It's perhaps this realisation that brought me to set up my website then. But as I review it now, I realise I was just preparing students for the examinations - tips on writing well and models! Did I essentially teach students writing or did I provide them with the time to practise? One would argue that teaching can arise out of the work students provide but producing texts without an authentic purpose renders this entire writing experience merely into an assessment task!

Students are now into digital writing and it is something we have to explore. Digital literacy (or critical digital literacy) is now all the more important in this day and age.

I must therefore innovate students' writing experiences in SST and make use of the technology tools they are familiar with!

Saturday, February 7, 2009

Organising my Thoughts

As I come to complete my first assignment for MMM800, I began to realise that designing a curriculum is not easy and there is a need to organise how I am going to do it. So here's my attempt:

It's still very sketchy but I shall review this again :)

Thursday, February 5, 2009

Revelation (continued)

Actually right now, I am still reeling from my realisation that to truly be a blogger, I should be PRODUCING and CONSUMING blogs (and thanks for jeffjarvis - LINKING to them as well). Here's one: UK Study Trip (Three of my colleagues went to London recently and this is the blog one of them created :)

I have a colleague right now sharing the use of Photosynth that will stitch photos for you to show a more panoramic view. Really impressive, but apparently it does not work on Macs! What is this!!??

Monday, February 2, 2009


As I was browing through the Internet, looking for relevant quotes on learning, I came across this:

The first step in blogging is not writing them but reading them (Jeff Jarvis, BuzzMachine, 07-10-2006). Got this from The Quotations Page.

But this seems to be NOT what I am doing. I am just posting and posting and it dawned upon me that I am not truly a blogger unless I write AND read blogs. That's it!

Now the key is to find those that interest me and are not too wordy :)

Engaging the Net Generation

It has been quite exciting (and exhausting) to read up on what educators have been doing with technology and what are the trends in learning for this generation of youths.

Yesterday I read up on digital literacy and critical digital literacy and realised that the idea of literacy at this day and age may not simply be limited just to words and texts. It has expanded to include codes and symbols and our youths are reading, writing and breathing them daily.
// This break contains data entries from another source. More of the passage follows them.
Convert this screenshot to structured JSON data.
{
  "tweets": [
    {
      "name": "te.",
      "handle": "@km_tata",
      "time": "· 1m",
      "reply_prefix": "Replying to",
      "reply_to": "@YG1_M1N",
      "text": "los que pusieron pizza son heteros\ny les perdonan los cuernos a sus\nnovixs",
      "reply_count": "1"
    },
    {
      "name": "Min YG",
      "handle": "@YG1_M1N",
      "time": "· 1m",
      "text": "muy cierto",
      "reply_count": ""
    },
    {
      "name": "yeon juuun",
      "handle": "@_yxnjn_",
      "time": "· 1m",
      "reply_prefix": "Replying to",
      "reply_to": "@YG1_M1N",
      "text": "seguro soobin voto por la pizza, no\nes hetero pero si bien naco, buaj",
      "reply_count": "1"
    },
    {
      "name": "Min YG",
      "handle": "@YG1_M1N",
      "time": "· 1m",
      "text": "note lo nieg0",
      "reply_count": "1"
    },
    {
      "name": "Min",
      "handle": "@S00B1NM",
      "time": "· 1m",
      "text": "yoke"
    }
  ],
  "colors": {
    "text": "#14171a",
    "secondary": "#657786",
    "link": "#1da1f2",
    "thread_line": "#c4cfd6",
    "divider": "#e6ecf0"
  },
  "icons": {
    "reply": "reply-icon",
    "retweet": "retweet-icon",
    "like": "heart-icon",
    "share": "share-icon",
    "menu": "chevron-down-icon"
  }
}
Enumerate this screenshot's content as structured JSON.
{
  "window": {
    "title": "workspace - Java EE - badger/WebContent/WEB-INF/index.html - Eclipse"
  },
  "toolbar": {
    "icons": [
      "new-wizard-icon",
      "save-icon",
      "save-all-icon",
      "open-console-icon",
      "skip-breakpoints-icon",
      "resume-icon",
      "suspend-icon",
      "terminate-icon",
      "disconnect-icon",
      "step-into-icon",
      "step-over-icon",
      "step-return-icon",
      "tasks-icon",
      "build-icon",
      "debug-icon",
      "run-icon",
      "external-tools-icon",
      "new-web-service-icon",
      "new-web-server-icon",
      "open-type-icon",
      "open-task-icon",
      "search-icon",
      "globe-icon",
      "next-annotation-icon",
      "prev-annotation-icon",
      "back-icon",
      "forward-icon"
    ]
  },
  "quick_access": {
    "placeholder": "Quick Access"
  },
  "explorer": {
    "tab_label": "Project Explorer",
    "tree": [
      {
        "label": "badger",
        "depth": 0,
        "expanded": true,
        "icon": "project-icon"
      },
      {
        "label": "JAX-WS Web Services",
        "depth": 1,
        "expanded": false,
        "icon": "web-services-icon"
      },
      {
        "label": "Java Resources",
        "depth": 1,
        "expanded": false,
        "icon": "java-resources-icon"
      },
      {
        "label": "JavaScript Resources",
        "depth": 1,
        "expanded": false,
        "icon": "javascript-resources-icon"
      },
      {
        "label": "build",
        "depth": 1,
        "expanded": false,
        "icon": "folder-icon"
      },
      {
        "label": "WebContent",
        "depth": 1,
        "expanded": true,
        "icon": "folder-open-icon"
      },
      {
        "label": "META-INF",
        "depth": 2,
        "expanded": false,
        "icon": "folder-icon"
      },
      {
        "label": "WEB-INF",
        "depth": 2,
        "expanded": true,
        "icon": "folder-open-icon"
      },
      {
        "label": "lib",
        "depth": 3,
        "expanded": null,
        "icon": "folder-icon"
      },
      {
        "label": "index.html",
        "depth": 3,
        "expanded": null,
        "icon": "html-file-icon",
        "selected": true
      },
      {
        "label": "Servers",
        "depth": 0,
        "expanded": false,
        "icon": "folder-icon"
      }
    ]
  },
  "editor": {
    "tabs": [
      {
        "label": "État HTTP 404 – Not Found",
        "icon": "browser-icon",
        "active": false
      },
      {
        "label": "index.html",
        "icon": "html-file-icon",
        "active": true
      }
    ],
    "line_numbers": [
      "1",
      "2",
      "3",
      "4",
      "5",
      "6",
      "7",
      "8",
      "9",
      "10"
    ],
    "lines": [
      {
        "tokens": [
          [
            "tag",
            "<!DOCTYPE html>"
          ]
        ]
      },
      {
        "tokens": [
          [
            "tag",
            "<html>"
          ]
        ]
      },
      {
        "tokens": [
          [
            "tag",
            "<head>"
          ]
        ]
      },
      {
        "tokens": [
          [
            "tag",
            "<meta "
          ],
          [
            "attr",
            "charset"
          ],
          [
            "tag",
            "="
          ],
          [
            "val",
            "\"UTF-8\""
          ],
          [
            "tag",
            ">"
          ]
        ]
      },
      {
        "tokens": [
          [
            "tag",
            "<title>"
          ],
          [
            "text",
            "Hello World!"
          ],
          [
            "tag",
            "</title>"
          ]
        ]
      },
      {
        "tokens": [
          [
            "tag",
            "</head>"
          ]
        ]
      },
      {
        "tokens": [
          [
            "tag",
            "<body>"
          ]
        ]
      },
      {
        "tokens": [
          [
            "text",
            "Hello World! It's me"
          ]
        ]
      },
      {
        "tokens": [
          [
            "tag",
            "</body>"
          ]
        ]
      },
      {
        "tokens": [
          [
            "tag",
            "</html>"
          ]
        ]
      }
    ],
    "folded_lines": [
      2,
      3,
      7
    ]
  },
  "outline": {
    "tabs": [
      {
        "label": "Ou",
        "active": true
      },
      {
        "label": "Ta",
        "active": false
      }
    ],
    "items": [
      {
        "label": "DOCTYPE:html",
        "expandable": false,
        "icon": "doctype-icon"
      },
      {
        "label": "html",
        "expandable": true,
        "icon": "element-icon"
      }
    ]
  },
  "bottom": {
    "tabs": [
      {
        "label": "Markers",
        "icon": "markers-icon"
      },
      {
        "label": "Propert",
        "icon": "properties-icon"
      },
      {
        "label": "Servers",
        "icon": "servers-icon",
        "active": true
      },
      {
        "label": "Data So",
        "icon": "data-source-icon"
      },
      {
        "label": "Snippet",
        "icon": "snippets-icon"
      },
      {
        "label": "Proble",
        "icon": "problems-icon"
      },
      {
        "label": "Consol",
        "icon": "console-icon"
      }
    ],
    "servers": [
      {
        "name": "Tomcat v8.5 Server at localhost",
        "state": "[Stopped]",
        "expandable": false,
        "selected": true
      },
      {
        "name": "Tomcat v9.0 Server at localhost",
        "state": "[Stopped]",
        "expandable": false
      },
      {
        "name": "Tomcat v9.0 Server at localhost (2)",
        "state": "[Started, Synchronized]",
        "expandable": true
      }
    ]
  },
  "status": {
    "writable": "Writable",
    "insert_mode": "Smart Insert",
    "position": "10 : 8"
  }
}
How can this be incorporated into the SST Language Curriculum? (noticed I have started to mention Language Curriculum - we really feel there is no need to segregate as any individual should be proficient enough to use whatever language means available to make and to convey meanings)
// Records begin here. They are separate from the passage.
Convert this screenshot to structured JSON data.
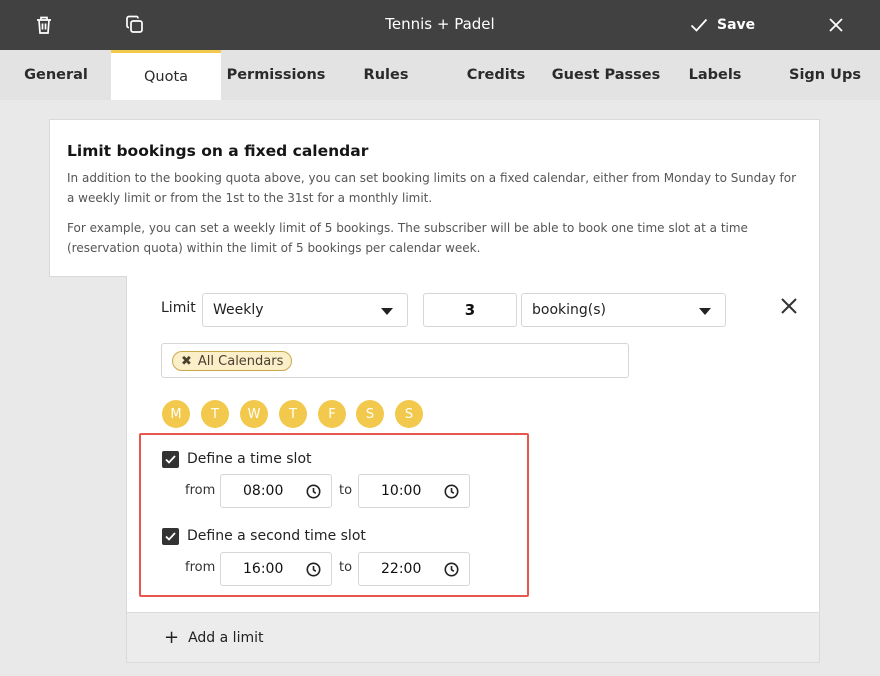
{
  "toolbar": {
    "title": "Tennis + Padel",
    "save_label": "Save"
  },
  "tabs": [
    {
      "label": "General"
    },
    {
      "label": "Quota",
      "active": true
    },
    {
      "label": "Permissions"
    },
    {
      "label": "Rules"
    },
    {
      "label": "Credits"
    },
    {
      "label": "Guest Passes"
    },
    {
      "label": "Labels"
    },
    {
      "label": "Sign Ups"
    }
  ],
  "info": {
    "heading": "Limit bookings on a fixed calendar",
    "paragraph1": "In addition to the booking quota above, you can set booking limits on a fixed calendar, either from Monday to Sunday for a weekly limit or from the 1st to the 31st for a monthly limit.",
    "paragraph2": "For example, you can set a weekly limit of 5 bookings. The subscriber will be able to book one time slot at a time (reservation quota) within the limit of 5 bookings per calendar week."
  },
  "limit": {
    "label": "Limit",
    "period": "Weekly",
    "quantity": "3",
    "unit": "booking(s)",
    "calendar_chip": "All Calendars",
    "days": [
      "M",
      "T",
      "W",
      "T",
      "F",
      "S",
      "S"
    ],
    "slot1": {
      "label": "Define a time slot",
      "checked": true,
      "from_label": "from",
      "from": "08:00",
      "to_label": "to",
      "to": "10:00"
    },
    "slot2": {
      "label": "Define a second time slot",
      "checked": true,
      "from_label": "from",
      "from": "16:00",
      "to_label": "to",
      "to": "22:00"
    }
  },
  "add_limit_label": "Add a limit",
  "colors": {
    "topbar": "#414141",
    "accent": "#f2c94c",
    "highlight": "#e8574e"
  }
}
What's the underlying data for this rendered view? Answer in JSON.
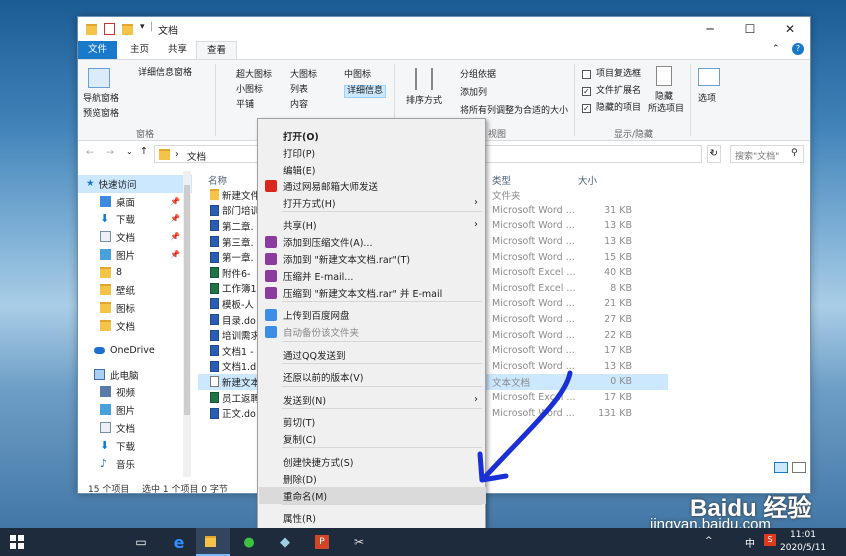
{
  "window": {
    "title": "文档"
  },
  "tabs": {
    "file": "文件",
    "home": "主页",
    "share": "共享",
    "view": "查看"
  },
  "ribbon": {
    "nav_pane": "导航窗格",
    "preview_pane": "预览窗格",
    "details_pane": "详细信息窗格",
    "panes_group": "窗格",
    "layout": {
      "xlarge": "超大图标",
      "large": "大图标",
      "medium": "中图标",
      "small": "小图标",
      "list": "列表",
      "details": "详细信息",
      "tiles": "平铺",
      "content": "内容"
    },
    "sort": "排序方式",
    "group_by": "分组依据",
    "add_column": "添加列",
    "fit_columns": "将所有列调整为合适的大小",
    "current_view_group": "视图",
    "item_checkboxes": "项目复选框",
    "file_ext": "文件扩展名",
    "hidden_items": "隐藏的项目",
    "hide": "隐藏",
    "hide_selected": "所选项目",
    "options": "选项",
    "showhide_group": "显示/隐藏"
  },
  "address": {
    "path": "文档",
    "search_placeholder": "搜索\"文档\""
  },
  "nav": {
    "quick_access": "快速访问",
    "items": [
      "桌面",
      "下载",
      "文档",
      "图片",
      "8",
      "壁纸",
      "图标",
      "文档"
    ],
    "onedrive": "OneDrive",
    "thispc": "此电脑",
    "pc_items": [
      "视频",
      "图片",
      "文档",
      "下载",
      "音乐"
    ]
  },
  "columns": {
    "name": "名称",
    "type": "类型",
    "size": "大小"
  },
  "files": [
    {
      "name": "新建文件",
      "type": "文件夹",
      "size": "",
      "kind": "folder"
    },
    {
      "name": "部门培训",
      "type": "Microsoft Word ...",
      "size": "31 KB",
      "kind": "word"
    },
    {
      "name": "第二章.",
      "type": "Microsoft Word ...",
      "size": "13 KB",
      "kind": "word"
    },
    {
      "name": "第三章.",
      "type": "Microsoft Word ...",
      "size": "13 KB",
      "kind": "word"
    },
    {
      "name": "第一章.",
      "type": "Microsoft Word ...",
      "size": "15 KB",
      "kind": "word"
    },
    {
      "name": "附件6-",
      "type": "Microsoft Excel ...",
      "size": "40 KB",
      "kind": "excel"
    },
    {
      "name": "工作簿1",
      "type": "Microsoft Excel ...",
      "size": "8 KB",
      "kind": "excel"
    },
    {
      "name": "模板-人",
      "type": "Microsoft Word ...",
      "size": "21 KB",
      "kind": "word"
    },
    {
      "name": "目录.do",
      "type": "Microsoft Word ...",
      "size": "27 KB",
      "kind": "word"
    },
    {
      "name": "培训需求",
      "type": "Microsoft Word ...",
      "size": "22 KB",
      "kind": "word"
    },
    {
      "name": "文档1 -",
      "type": "Microsoft Word ...",
      "size": "17 KB",
      "kind": "word"
    },
    {
      "name": "文档1.d",
      "type": "Microsoft Word ...",
      "size": "13 KB",
      "kind": "word"
    },
    {
      "name": "新建文本",
      "type": "文本文档",
      "size": "0 KB",
      "kind": "txt"
    },
    {
      "name": "员工返聘",
      "type": "Microsoft Excel ...",
      "size": "17 KB",
      "kind": "excel"
    },
    {
      "name": "正文.do",
      "type": "Microsoft Word ...",
      "size": "131 KB",
      "kind": "word"
    }
  ],
  "status": {
    "count": "15 个项目",
    "selected": "选中 1 个项目 0 字节"
  },
  "menu": [
    "打开(O)",
    "打印(P)",
    "编辑(E)",
    "通过网易邮箱大师发送",
    "打开方式(H)",
    "共享(H)",
    "添加到压缩文件(A)...",
    "添加到 \"新建文本文档.rar\"(T)",
    "压缩并 E-mail...",
    "压缩到 \"新建文本文档.rar\" 并 E-mail",
    "上传到百度网盘",
    "自动备份该文件夹",
    "通过QQ发送到",
    "还原以前的版本(V)",
    "发送到(N)",
    "剪切(T)",
    "复制(C)",
    "创建快捷方式(S)",
    "删除(D)",
    "重命名(M)",
    "属性(R)"
  ],
  "taskbar": {
    "time": "11:01",
    "date": "2020/5/11",
    "ime": "中"
  },
  "watermark": {
    "brand": "Baidu 经验",
    "url": "jingyan.baidu.com"
  },
  "colors": {
    "accent": "#1979ca",
    "selected_row": "#cce8ff",
    "menu_hover": "#dadada",
    "annotation": "#1a2fd4"
  }
}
Don Tapscott talks about the Net Generation (people born from 1977 to 1997) and how this people grew up with technology and are now changing our world. My guts tell me he is right and I am worried how I can go about engaging them in the classroom (suddenly noticed I used the word "classroom" - why should learning take place in a "classroom"? I really must try to wire myself to think differently!!). But then the students coming into SST would be considered the last of the Net Generation and in 2011, the Generation Next would be entering SST...what sort of individuals would we be seeing then?

Anyway, back to engaging the Net Geners - We will have to use the tools they are most familiar with - text messaging, chatting, creating and co-creating content on the Read/Write Web. But my concern is really on the assessment that learning has taken place. How do we go about doing it? I know there is assessment (of/for/as) learning but how can that be implemented?
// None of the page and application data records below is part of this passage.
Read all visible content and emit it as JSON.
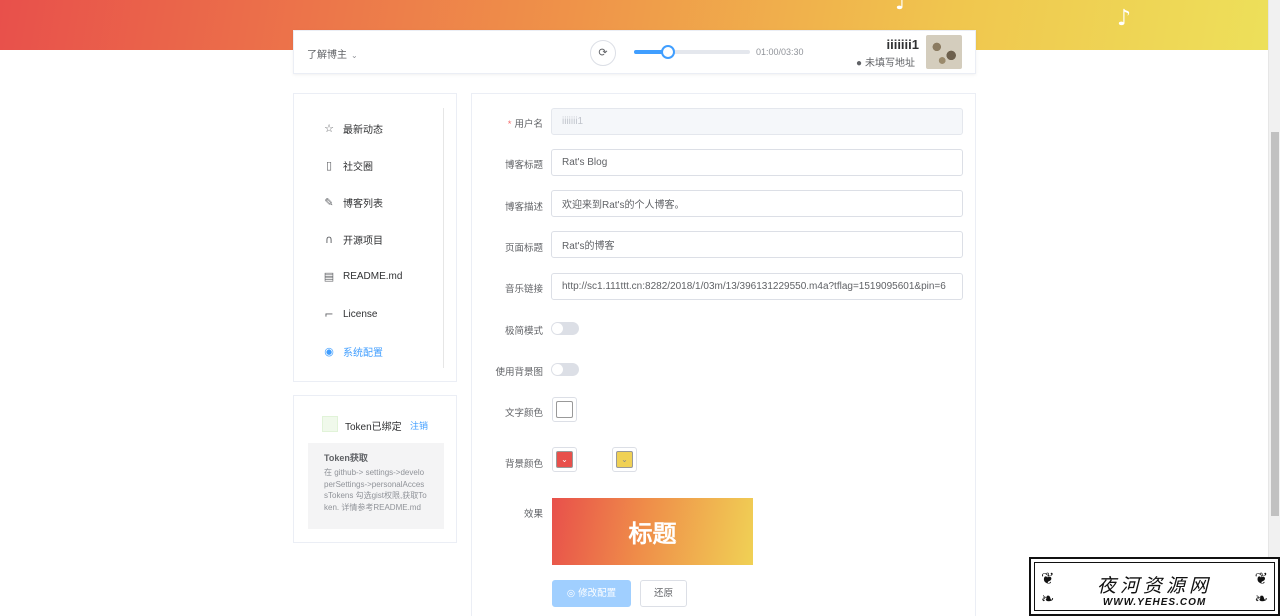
{
  "header": {
    "about_label": "了解博主",
    "time": "01:00/03:30",
    "progress": 0.29,
    "user_name": "iiiiiii1",
    "location": "未填写地址"
  },
  "menu": {
    "items": [
      {
        "label": "最新动态",
        "icon": "star-icon"
      },
      {
        "label": "社交圈",
        "icon": "mobile-icon"
      },
      {
        "label": "博客列表",
        "icon": "edit-icon"
      },
      {
        "label": "开源项目",
        "icon": "headset-icon"
      },
      {
        "label": "README.md",
        "icon": "document-icon"
      },
      {
        "label": "License",
        "icon": "tag-icon"
      },
      {
        "label": "系统配置",
        "icon": "config-icon",
        "active": true
      }
    ]
  },
  "token": {
    "status": "Token已绑定",
    "logout": "注销",
    "help_title": "Token获取",
    "help_text": "在 github-> settings->developerSettings->personalAccessTokens 勾选gist权限,获取Token. 详情参考README.md"
  },
  "form": {
    "username_label": "用户名",
    "username_value": "iiiiiii1",
    "blog_title_label": "博客标题",
    "blog_title_value": "Rat's Blog",
    "blog_desc_label": "博客描述",
    "blog_desc_value": "欢迎来到Rat's的个人博客。",
    "page_title_label": "页面标题",
    "page_title_value": "Rat's的博客",
    "music_label": "音乐链接",
    "music_value": "http://sc1.111ttt.cn:8282/2018/1/03m/13/396131229550.m4a?tflag=1519095601&pin=6",
    "minimal_label": "极简模式",
    "bg_image_label": "使用背景图",
    "text_color_label": "文字颜色",
    "bg_color_label": "背景颜色",
    "effect_label": "效果",
    "preview_text": "标题",
    "save_label": "修改配置",
    "reset_label": "还原"
  },
  "colors": {
    "text_color": "#ffffff",
    "bg_color_start": "#e8504b",
    "bg_color_end": "#f0d155",
    "accent": "#409eff"
  },
  "watermark": {
    "title": "夜河资源网",
    "url": "WWW.YEHES.COM"
  }
}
That is for another day. Really right now, I have to complete my first assignment and wish me luck for that!